Taking off their spats and ¬gleaming shoes, which matched their ¬Brilliantine hair, they would roll up their suit trousers, stroll along the sandy beach and paddle in the -shallows, their conversation ¬muffled by the rumble of the surf.
The Atlantic City Conference marked the zenith of Nucky’s power — and the birth of the first ¬nationwide crime organisation.
Its members pledged to stick to their territories, to co-operate in ¬fixing alcohol prices and to find other ¬avenues for money making if ¬Prohibition ended.
Nucky Johnson hoped it never would, but in 1933 Prohibition was repealed by the new, President ¬Franklin D Roosevelt. Atlantic City lost its unique attraction: freely available alcohol.
As the Great Depression took hold, tourist numbers slumped and ¬business suffered. Although the vice industry continued to flourish, with a Democratic president in the White House, Atlantic City lost its ¬immunity from federal interference.

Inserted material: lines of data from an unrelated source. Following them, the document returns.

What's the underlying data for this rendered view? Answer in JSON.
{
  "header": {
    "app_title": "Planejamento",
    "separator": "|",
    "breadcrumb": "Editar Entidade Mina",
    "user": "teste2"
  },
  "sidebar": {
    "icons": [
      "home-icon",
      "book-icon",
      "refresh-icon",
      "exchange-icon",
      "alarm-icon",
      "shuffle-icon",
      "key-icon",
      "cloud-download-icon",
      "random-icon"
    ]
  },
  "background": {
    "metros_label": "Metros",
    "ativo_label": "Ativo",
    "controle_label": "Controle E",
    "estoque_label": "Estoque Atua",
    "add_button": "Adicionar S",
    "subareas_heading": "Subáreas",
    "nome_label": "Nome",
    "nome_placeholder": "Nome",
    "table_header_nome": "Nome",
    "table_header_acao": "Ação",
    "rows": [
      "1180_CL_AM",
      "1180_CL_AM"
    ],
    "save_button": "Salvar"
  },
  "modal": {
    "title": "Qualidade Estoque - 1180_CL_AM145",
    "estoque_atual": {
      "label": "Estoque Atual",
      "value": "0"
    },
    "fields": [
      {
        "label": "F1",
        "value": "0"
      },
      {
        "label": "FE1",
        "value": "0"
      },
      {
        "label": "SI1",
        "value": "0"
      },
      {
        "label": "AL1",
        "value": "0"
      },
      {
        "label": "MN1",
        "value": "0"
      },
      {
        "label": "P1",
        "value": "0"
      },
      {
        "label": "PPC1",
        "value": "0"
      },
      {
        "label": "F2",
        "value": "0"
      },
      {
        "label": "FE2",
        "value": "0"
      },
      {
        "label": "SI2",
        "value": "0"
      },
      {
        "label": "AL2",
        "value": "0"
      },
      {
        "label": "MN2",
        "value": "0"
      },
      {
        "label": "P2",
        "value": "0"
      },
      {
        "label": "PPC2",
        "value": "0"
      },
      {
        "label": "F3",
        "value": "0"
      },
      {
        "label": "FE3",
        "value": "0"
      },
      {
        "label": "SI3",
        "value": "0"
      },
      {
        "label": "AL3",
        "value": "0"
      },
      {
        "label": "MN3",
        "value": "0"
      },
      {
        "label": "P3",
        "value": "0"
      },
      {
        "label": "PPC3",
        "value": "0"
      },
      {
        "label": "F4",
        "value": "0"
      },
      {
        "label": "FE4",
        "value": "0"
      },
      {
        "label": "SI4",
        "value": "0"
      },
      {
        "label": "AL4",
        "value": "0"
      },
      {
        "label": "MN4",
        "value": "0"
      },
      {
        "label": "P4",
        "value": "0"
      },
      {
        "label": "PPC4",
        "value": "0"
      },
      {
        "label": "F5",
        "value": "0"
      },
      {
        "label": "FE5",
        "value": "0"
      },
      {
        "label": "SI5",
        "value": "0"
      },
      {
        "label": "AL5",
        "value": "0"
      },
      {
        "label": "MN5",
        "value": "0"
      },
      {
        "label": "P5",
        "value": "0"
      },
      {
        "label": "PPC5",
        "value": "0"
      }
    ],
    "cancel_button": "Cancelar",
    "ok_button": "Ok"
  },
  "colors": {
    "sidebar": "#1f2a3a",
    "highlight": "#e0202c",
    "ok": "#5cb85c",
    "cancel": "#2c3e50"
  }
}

In 1935, FBI agents tracked down America’s most wanted criminal — a killer and kidnapper named Alvin Karpis — to a hotel in Atlantic City.
A shoot-out ensued and Karpis escaped, but it was a sign Atlantic City was no longer untouchable.
In the end, though, it was a girl, not a gun battle that ended Nucky ¬Johnson’s rule.
He liked to frequent a nightclub called the Silver Slipper. It was also patronised by the ¬powerful ¬newspaper magnate ¬William ¬Randolph Hearst, who had taken a shine to one of the showgirls.
When Nucky moved in on her, Hearst swore revenge. His papers ran a series of exposés on the vice that ran on unchecked in Atlantic City. Unable to ignore the activities any longer, in 1936 the FBI sent undercover agents to investigate. Nucky was charged with tax evasion.
Although his first trial ¬collapsed (the jury had been bribed), Nucky was found guilty at his second trial.
In 1941, ten days after marrying a beautiful showgirl 25 years his ¬junior, Nucky went to prison for tax evasion — the only charge that ever stuck to Capone.
When he was freed four years later, many thought he would stand for elected office, such was his ¬continuing popularity.
Instead, he opted for a quiet life with his showgirl, Florence ‘Floss’ Osbeck, promenading down the Boardwalk, still dressed nattily with a red carnation in his lapel.
But as his star waned, so did that of Atlantic City. People who wanted to leave their respectability behind for a few days were now drawn to the brighter lights of Las Vegas.
Nucky died, childless, in one of the city’s nursing homes in 1968. By then, Atlantic City was a ¬decaying resort, remarkable more for its ¬murder rate than its tourist appeal.
Although in recent years it has tried to reinvent itself by opening casinos, the magnificent hotels have mostly been pulled down and there are few traces of the glory days